Considering using a complementary medicine? Before doing so it may be worth reading the Buyer Beware information on our Natural Supplements home page.

Further reading:

Adhesive Pili in UTI Pathogenesis and Drug Development Spaulding CN, Hultgren SJ. Adhesive Pili in UTI Pathogenesis and Drug Development. Pathogens. 2016;5(1):30. Published 2016 Mar 15. doi:10.3390/pathogens5010030

D-Mannose powder for prophylaxis of recurrent urinary tract infections in women: a randomized clinical trial Altarac, S. and Papeš, D. World J Urol. 2014 Feb;32(1):79-84. doi: 10.1007/s00345-013-1091-6. Epub 2013 Apr 30.

D-mannose: a promising support for acute urinary tract infections in women. A pilot study Domenici L, Monti M, Bracchi C, Giorgini M, Colagiovanni V, Muzii L, Benedetti Panici P. Eur Rev Med Pharmacol Sci. 2016 Jul;20(13):2920-5.

Oral D-mannose in recurrent urinary tract infections in women: a pilot study Porru, Daniele & Parmigiani, A. & Barletta, Davide & Choussos, D. & Bassi, Silvia & Miller, O. & Gardella, Barbara & Nappi, Rossella & Spinillo, A. & Rovereto, B.. (2013). European Urology Supplements. 12. e894-e895. 10.1016/S1569-9056(13)61373-1.

The efficacy of D-mannose in the prevention of recurrent urinary tract infections compared to long- term antibiotic therapy Stompro, Kristine. (2017).

Use of D‐mannose in prophylaxis of recurrent urinary tract infections (UTIs) in women Altarac, S. and Papeš, D. (2014), Comment. BJU Int, 113: 9-10. doi:10.1111/bju.12492


1. Foxman B. Urinary tract infection syndromes: Occurrence, recurrence, bacteriology, risk factors, and disease burden. Infect. Dis. Clin. N. Am. 2014;28:1–13. doi: 10.1016/j.idc.2013.09.003.

Griebling T.L. Urinary tract infection in women. In: Litwin M.S., Saigal C.S., editors. Urologic Diseases in Amerca. U.S. Government Printing Office; Washington, DC, USA: 2007. pp. 587–620.

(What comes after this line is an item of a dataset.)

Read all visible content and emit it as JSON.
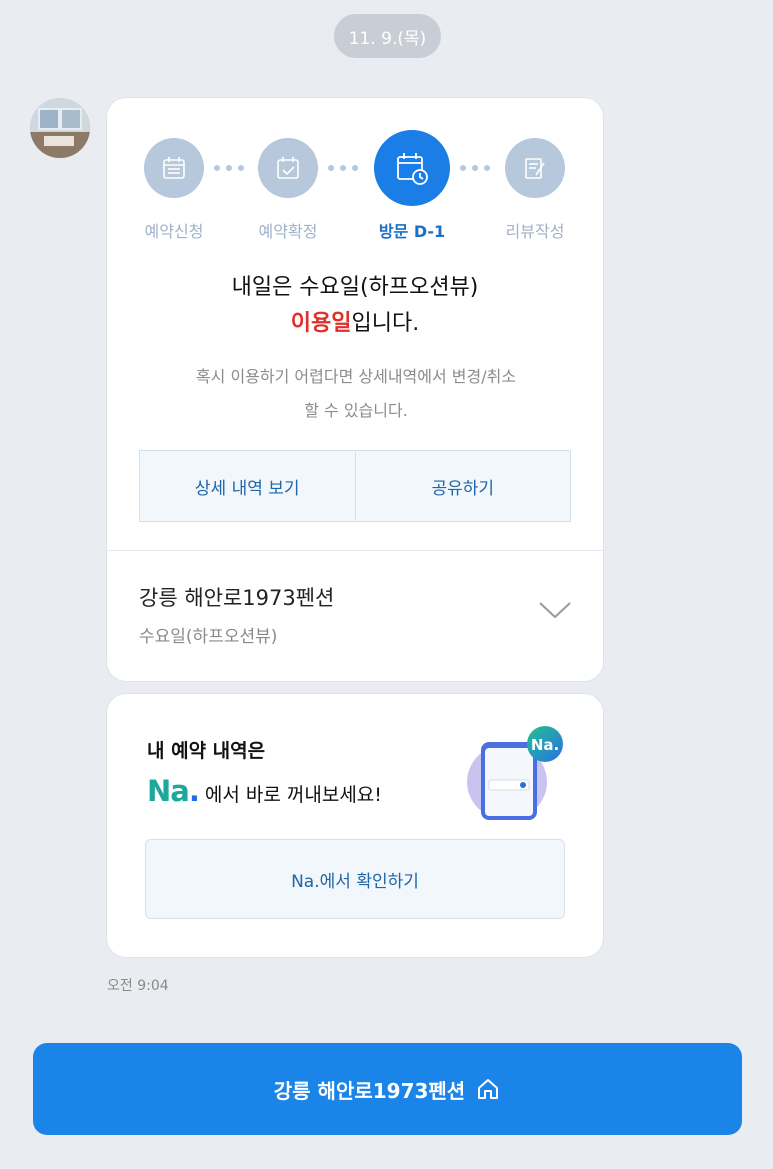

Flores-Mireles A.L., Walker J.N., Caparon M., Hultgren S.J. Urinary tract infections: epidemiology, mechanims of infection and treatment options. Nat. Rev. Microbiol. 2015;13:269–284. doi: 10.1038/nrmicro3432.

2. Adhesive Pili in UTI Pathogenesis and Drug Development Caitlin N. Spaulding and Scott J. Hultgren Pathogens. 2016 Mar; 5(1): 30.